This article is interesting for a couple of reasons. First, it describes the use of zebrafish as a model for Dravet syndrome. Zebrafish have become very useful in medical research. They are small, and easy and inexpensive to maintain and employ in drug response studies, especially in comparison to mice. Of course, although they share many similarities with humans, they are 30% different genetically, and so any results with zebrafish can only be suggestive, and not directly extrapolated to humans. Mutations in the SCN1A gene that cause Dravet Syndrome can be mimicked in zebrafish, and these cause spontaneous seizures, and photosensitive seizures that can be triggered by light pulses; also, these fish respond to the same anti-epileptic drugs used to treat Dravet Syndrome in humans. With zebrafish, researchers can readily do sophisticated mapping of brain activity patterns. Further, the swimming behavior of zebrafish can be used to monitor effects on motor ability and hyperactivity.
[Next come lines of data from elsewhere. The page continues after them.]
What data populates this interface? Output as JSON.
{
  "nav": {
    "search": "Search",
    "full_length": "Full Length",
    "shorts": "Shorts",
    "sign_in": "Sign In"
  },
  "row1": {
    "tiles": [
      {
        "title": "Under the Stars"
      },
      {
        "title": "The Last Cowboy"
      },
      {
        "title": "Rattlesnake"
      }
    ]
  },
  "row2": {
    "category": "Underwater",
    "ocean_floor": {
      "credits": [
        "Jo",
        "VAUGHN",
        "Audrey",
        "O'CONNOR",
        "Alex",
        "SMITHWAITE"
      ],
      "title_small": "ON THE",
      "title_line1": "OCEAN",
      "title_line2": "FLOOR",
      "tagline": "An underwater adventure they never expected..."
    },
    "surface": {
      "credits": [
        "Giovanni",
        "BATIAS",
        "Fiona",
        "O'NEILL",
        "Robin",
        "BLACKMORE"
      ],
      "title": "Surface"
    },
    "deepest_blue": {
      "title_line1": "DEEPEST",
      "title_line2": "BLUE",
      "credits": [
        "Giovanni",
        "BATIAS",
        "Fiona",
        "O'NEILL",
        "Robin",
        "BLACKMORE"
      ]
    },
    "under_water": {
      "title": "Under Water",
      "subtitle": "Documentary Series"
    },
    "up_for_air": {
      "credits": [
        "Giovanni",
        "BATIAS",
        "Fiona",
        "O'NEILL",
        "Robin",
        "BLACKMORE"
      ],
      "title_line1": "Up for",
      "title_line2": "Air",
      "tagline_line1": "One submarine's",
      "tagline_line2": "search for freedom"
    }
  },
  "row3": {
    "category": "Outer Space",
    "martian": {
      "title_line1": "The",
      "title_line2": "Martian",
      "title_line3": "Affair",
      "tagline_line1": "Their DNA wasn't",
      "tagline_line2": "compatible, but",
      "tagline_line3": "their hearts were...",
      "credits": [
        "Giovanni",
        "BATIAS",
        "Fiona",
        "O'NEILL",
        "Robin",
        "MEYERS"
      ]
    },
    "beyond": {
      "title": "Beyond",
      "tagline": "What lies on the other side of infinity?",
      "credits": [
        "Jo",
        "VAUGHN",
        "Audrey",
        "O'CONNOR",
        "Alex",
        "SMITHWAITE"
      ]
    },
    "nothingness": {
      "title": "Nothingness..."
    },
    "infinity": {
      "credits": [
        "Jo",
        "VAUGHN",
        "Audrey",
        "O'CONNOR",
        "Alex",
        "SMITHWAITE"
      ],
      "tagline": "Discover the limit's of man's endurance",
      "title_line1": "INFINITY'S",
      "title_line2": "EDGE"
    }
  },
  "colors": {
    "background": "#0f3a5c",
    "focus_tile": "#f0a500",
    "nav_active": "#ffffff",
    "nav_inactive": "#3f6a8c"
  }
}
The results of this study were also interesting. A combination of drugs (“polytherapy”) is often needed to obtain maximal benefit, but there are so many possible combinations that it is hard to investigate all of them. In the current study, the zebrafish set-up allowed for very fast and efficient testing of many compounds and combinations thereof. The researchers used a set of 154 compounds, including drugs prescribed for Dravet syndrome plus a variety of other neuroactive drugs and compounds predicted to bind to sodium channels. They arrived at an optimal combination, and it was unexpected – fluoxetine (an antidepressant) and mifepristone (an inhibitor of steroid receptors). Again, this study was performed in zebrafish, and is intriguing, but may not prove to be transferrable to humans.